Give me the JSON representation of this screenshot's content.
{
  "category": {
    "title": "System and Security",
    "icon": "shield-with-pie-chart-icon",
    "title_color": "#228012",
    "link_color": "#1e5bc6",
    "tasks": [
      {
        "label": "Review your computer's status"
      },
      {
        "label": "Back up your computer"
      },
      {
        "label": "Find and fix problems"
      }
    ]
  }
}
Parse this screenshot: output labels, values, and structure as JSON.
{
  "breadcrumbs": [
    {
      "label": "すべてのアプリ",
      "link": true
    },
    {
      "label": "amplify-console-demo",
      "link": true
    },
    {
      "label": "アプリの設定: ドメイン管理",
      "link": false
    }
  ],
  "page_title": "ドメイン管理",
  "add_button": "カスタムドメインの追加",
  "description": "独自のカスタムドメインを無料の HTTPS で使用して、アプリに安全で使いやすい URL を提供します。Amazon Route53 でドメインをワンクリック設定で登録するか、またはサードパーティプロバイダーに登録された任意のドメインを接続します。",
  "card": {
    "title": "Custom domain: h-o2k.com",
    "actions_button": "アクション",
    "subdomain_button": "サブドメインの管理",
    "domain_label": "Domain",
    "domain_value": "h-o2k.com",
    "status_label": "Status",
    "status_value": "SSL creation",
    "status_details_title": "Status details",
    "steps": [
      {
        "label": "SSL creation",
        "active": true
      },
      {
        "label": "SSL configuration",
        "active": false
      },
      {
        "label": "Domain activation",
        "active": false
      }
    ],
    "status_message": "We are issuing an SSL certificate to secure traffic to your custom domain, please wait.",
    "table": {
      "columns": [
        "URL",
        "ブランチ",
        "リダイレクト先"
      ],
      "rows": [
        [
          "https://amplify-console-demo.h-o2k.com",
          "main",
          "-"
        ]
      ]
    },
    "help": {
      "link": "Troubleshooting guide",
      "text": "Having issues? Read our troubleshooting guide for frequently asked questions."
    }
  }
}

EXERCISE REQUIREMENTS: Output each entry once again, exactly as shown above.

RESPONSE:
Give me the JSON representation of this screenshot's content.
{
  "category": {
    "title": "System and Security",
    "icon": "shield-with-pie-chart-icon",
    "title_color": "#228012",
    "link_color": "#1e5bc6",
    "tasks": [
      {
        "label": "Review your computer's status"
      },
      {
        "label": "Back up your computer"
      },
      {
        "label": "Find and fix problems"
      }
    ]
  }
}
Parse this screenshot: output labels, values, and structure as JSON.
{
  "breadcrumbs": [
    {
      "label": "すべてのアプリ",
      "link": true
    },
    {
      "label": "amplify-console-demo",
      "link": true
    },
    {
      "label": "アプリの設定: ドメイン管理",
      "link": false
    }
  ],
  "page_title": "ドメイン管理",
  "add_button": "カスタムドメインの追加",
  "description": "独自のカスタムドメインを無料の HTTPS で使用して、アプリに安全で使いやすい URL を提供します。Amazon Route53 でドメインをワンクリック設定で登録するか、またはサードパーティプロバイダーに登録された任意のドメインを接続します。",
  "card": {
    "title": "Custom domain: h-o2k.com",
    "actions_button": "アクション",
    "subdomain_button": "サブドメインの管理",
    "domain_label": "Domain",
    "domain_value": "h-o2k.com",
    "status_label": "Status",
    "status_value": "SSL creation",
    "status_details_title": "Status details",
    "steps": [
      {
        "label": "SSL creation",
        "active": true
      },
      {
        "label": "SSL configuration",
        "active": false
      },
      {
        "label": "Domain activation",
        "active": false
      }
    ],
    "status_message": "We are issuing an SSL certificate to secure traffic to your custom domain, please wait.",
    "table": {
      "columns": [
        "URL",
        "ブランチ",
        "リダイレクト先"
      ],
      "rows": [
        [
          "https://amplify-console-demo.h-o2k.com",
          "main",
          "-"
        ]
      ]
    },
    "help": {
      "link": "Troubleshooting guide",
      "text": "Having issues? Read our troubleshooting guide for frequently asked questions."
    }
  }
}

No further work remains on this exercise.